"Section 2255 of Title 28 U.S.C. provides that a prisoner in custody under sentence of a federal court may file a motion in the 'court which imposed the sentence to vacate, set aside or correct the sentence.'" Hill v. United States, 368 U.S. 424, 7 L. Ed. 2d 417, 82 S. Ct. 468 (1962) (quoting 28 U.S.C. § 2255). The statute states four grounds upon which such relief may be granted: (1) that the sentence was imposed in violation of the Constitution or laws of the United States, (2) that the court was without jurisdiction to impose such sentence, (3) that the sentence was in excess of the maximum authorized by law, and (4) that the sentence is otherwise subject to collateral attack. 28 U.S.C. § 2255.
However, the Supreme Court has construed these four grounds for relief narrowly, following the general rule that a section 2255 collateral attack is not allowed to "do service for an appeal." Adams v. United States ex rel. McCann, 317 U.S. 269, 274, 87 L. Ed. 268, 63 S. Ct. 236 (1942). Thus, failure to raise a particular claim on direct appeal will generally bar consideration of that claim in a section 2255 motion. See United States v. Frady, 456 U.S. 152, 167, 71 L. Ed. 2d 816, 102 S. Ct. 1584 (1982). In most instances, motions pursuant to section 2255 may be used as a first attempt to litigate an issue only if the issue involves a constitutional error, lack of jurisdiction in the sentencing court, or an error of law amounting to a complete miscarriage of justice. Hardy v. United States, 878 F.2d 94, 97 (2d Cir. 1989). Additionally, a constitutional or jurisdictional claim not raised on direct appeal can only be litigated pursuant to section 2255 as long as there has been no deliberate bypass. See McCleskey v. Zant, 111 S. Ct. 1454, 1478, 499 U.S. 467, 509, 113 L. Ed. 2d 517 (1963) (describing deliberate bypass as "the deliberate abandonment of a claim the factual and legal basis of which are known to Petitioner"). All other types of claims that are not raised earlier are procedurally barred unless Petitioner can show cause for failing to raise the issue, and prejudice resulting therefrom. See Frady, 456 U.S. at 167-168.
The limitation on section 2255 relief has special force with respect to convictions based on guilty pleas
that are made voluntarily pursuant to Rule 11 of the Federal Rules of Criminal Procedure.

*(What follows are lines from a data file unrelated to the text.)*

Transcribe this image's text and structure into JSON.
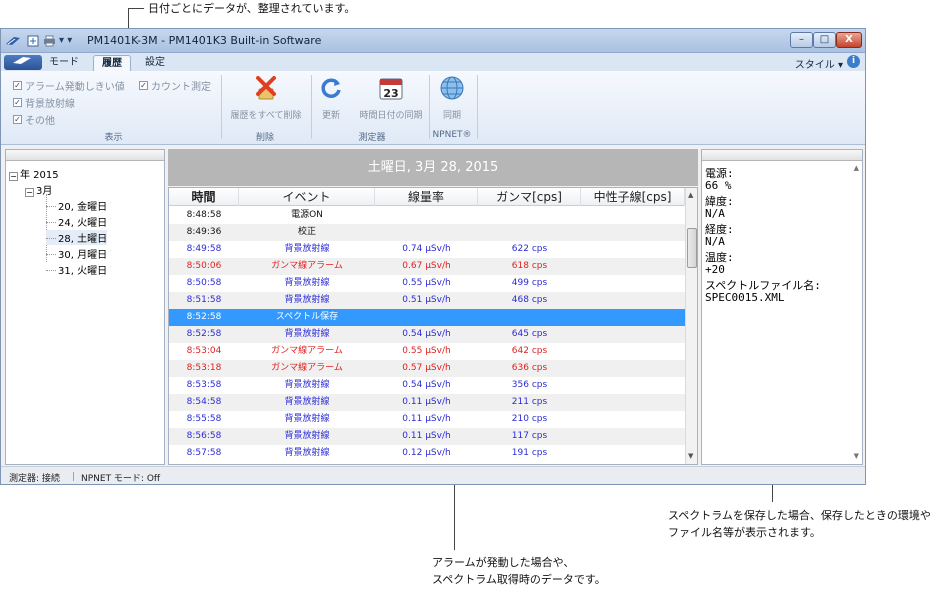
{
  "annotations": {
    "top": "日付ごとにデータが、整理されています。",
    "right": [
      "スペクトラムを保存した場合、保存したときの環境や",
      "ファイル名等が表示されます。"
    ],
    "bottom": [
      "アラームが発動した場合や、",
      "スペクトラム取得時のデータです。"
    ]
  },
  "window": {
    "title": "PM1401K-3M              - PM1401K3 Built-in Software",
    "controls": {
      "minimize": "–",
      "maximize": "□",
      "close": "X"
    }
  },
  "ribbon_tabs": [
    "モード",
    "履歴",
    "設定"
  ],
  "active_tab": "履歴",
  "style_menu": "スタイル ▾",
  "ribbon": {
    "display": {
      "label": "表示",
      "checks": [
        {
          "label": "アラーム発動しきい値",
          "checked": true
        },
        {
          "label": "背景放射線",
          "checked": true
        },
        {
          "label": "その他",
          "checked": true
        },
        {
          "label": "カウント測定",
          "checked": true
        }
      ]
    },
    "delete": {
      "label": "削除",
      "button": "履歴をすべて削除"
    },
    "device": {
      "label": "測定器",
      "refresh": "更新",
      "sync_time": "時間日付の同期",
      "calendar_day": "23"
    },
    "npnet": {
      "label": "NPNET®",
      "sync": "同期"
    }
  },
  "tree": {
    "year": "年 2015",
    "month": "3月",
    "days": [
      "20, 金曜日",
      "24, 火曜日",
      "28, 土曜日",
      "30, 月曜日",
      "31, 火曜日"
    ],
    "selected_index": 2
  },
  "date_header": "土曜日, 3月 28, 2015",
  "table": {
    "columns": [
      "時間",
      "イベント",
      "線量率",
      "ガンマ[cps]",
      "中性子線[cps]"
    ],
    "rows": [
      {
        "time": "8:48:58",
        "event": "電源ON",
        "dose": "",
        "gamma": "",
        "neutron": "",
        "kind": "normal"
      },
      {
        "time": "8:49:36",
        "event": "校正",
        "dose": "",
        "gamma": "",
        "neutron": "",
        "kind": "normal"
      },
      {
        "time": "8:49:58",
        "event": "背景放射線",
        "dose": "0.74 µSv/h",
        "gamma": "622 cps",
        "neutron": "",
        "kind": "bg"
      },
      {
        "time": "8:50:06",
        "event": "ガンマ線アラーム",
        "dose": "0.67 µSv/h",
        "gamma": "618 cps",
        "neutron": "",
        "kind": "alarm"
      },
      {
        "time": "8:50:58",
        "event": "背景放射線",
        "dose": "0.55 µSv/h",
        "gamma": "499 cps",
        "neutron": "",
        "kind": "bg"
      },
      {
        "time": "8:51:58",
        "event": "背景放射線",
        "dose": "0.51 µSv/h",
        "gamma": "468 cps",
        "neutron": "",
        "kind": "bg"
      },
      {
        "time": "8:52:58",
        "event": "スペクトル保存",
        "dose": "",
        "gamma": "",
        "neutron": "",
        "kind": "selected"
      },
      {
        "time": "8:52:58",
        "event": "背景放射線",
        "dose": "0.54 µSv/h",
        "gamma": "645 cps",
        "neutron": "",
        "kind": "bg"
      },
      {
        "time": "8:53:04",
        "event": "ガンマ線アラーム",
        "dose": "0.55 µSv/h",
        "gamma": "642 cps",
        "neutron": "",
        "kind": "alarm"
      },
      {
        "time": "8:53:18",
        "event": "ガンマ線アラーム",
        "dose": "0.57 µSv/h",
        "gamma": "636 cps",
        "neutron": "",
        "kind": "alarm"
      },
      {
        "time": "8:53:58",
        "event": "背景放射線",
        "dose": "0.54 µSv/h",
        "gamma": "356 cps",
        "neutron": "",
        "kind": "bg"
      },
      {
        "time": "8:54:58",
        "event": "背景放射線",
        "dose": "0.11 µSv/h",
        "gamma": "211 cps",
        "neutron": "",
        "kind": "bg"
      },
      {
        "time": "8:55:58",
        "event": "背景放射線",
        "dose": "0.11 µSv/h",
        "gamma": "210 cps",
        "neutron": "",
        "kind": "bg"
      },
      {
        "time": "8:56:58",
        "event": "背景放射線",
        "dose": "0.11 µSv/h",
        "gamma": "117 cps",
        "neutron": "",
        "kind": "bg"
      },
      {
        "time": "8:57:58",
        "event": "背景放射線",
        "dose": "0.12 µSv/h",
        "gamma": "191 cps",
        "neutron": "",
        "kind": "bg"
      }
    ]
  },
  "detail": [
    "電源:",
    "66 %",
    "緯度:",
    "N/A",
    "経度:",
    "N/A",
    "温度:",
    "+20",
    "スペクトルファイル名:",
    "SPEC0015.XML"
  ],
  "status": {
    "device": "測定器: 接続",
    "npnet": "NPNET モード: Off"
  },
  "colors": {
    "bg_event": "#2b2bd6",
    "alarm_event": "#e02020",
    "selection": "#3399ff"
  }
}
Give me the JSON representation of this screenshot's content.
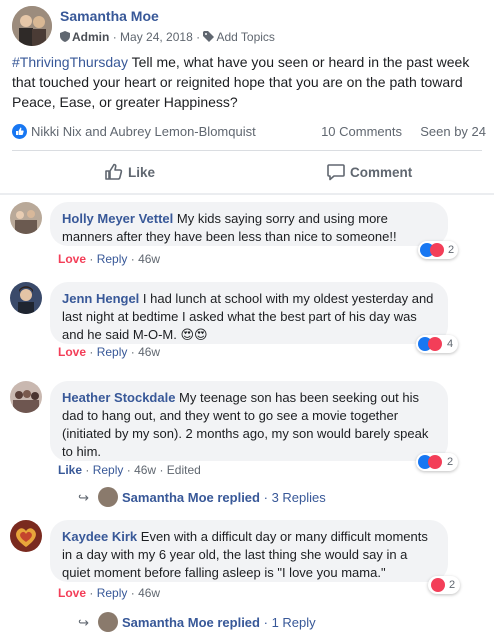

Because a guilty plea is itself a conviction, see Kercheval v. United States, 274 U.S. 220, 223, 71 L. Ed. 1009, 47 S. Ct. 582 (1927), the Second Circuit has established that a voluntary plea of guilty forecloses a subsequent collateral attack on the judgment when the attack is based upon the alleged deprivation at some earlier stage in the proceeding. See United States v. Lombardozzi, 436 F.2d 878 (1971) (denying defendant's motion to withdraw guilty plea when plea was not involuntary in light of defendant's sophistication and intelligence); United States v. Miller, 254 F.2d 523 (1958) (denying defendant's motion to withdraw guilty plea of income tax evasion when plea was made voluntarily). But see United States ex rel. Codarre v. Gilligan, 363 F.2d 961 (1966) (granting defendant's ...